_What this task involves_
Pictures are not part of the copy. Reproduce all the records exactly.

=-=-=-=-=

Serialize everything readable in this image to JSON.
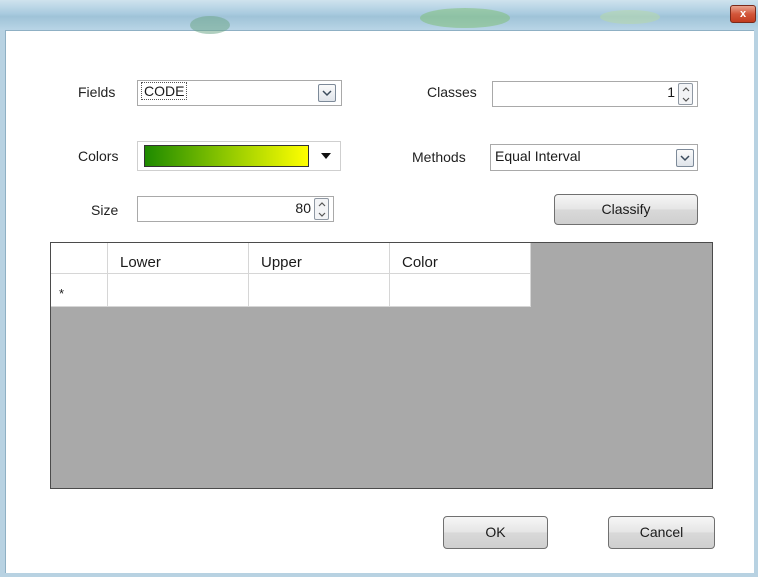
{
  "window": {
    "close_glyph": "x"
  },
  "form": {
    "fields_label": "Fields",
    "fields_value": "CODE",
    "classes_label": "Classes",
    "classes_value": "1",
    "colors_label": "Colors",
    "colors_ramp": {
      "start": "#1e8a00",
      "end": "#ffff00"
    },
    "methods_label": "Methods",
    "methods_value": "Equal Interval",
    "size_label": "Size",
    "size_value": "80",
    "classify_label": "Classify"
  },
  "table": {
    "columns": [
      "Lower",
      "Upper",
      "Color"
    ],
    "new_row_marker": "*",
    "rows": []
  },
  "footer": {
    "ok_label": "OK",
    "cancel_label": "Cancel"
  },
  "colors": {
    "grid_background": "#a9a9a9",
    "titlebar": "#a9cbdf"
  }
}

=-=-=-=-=

_Task solution_
Serialize everything readable in this image to JSON.
{
  "window": {
    "close_glyph": "x"
  },
  "form": {
    "fields_label": "Fields",
    "fields_value": "CODE",
    "classes_label": "Classes",
    "classes_value": "1",
    "colors_label": "Colors",
    "colors_ramp": {
      "start": "#1e8a00",
      "end": "#ffff00"
    },
    "methods_label": "Methods",
    "methods_value": "Equal Interval",
    "size_label": "Size",
    "size_value": "80",
    "classify_label": "Classify"
  },
  "table": {
    "columns": [
      "Lower",
      "Upper",
      "Color"
    ],
    "new_row_marker": "*",
    "rows": []
  },
  "footer": {
    "ok_label": "OK",
    "cancel_label": "Cancel"
  },
  "colors": {
    "grid_background": "#a9a9a9",
    "titlebar": "#a9cbdf"
  }
}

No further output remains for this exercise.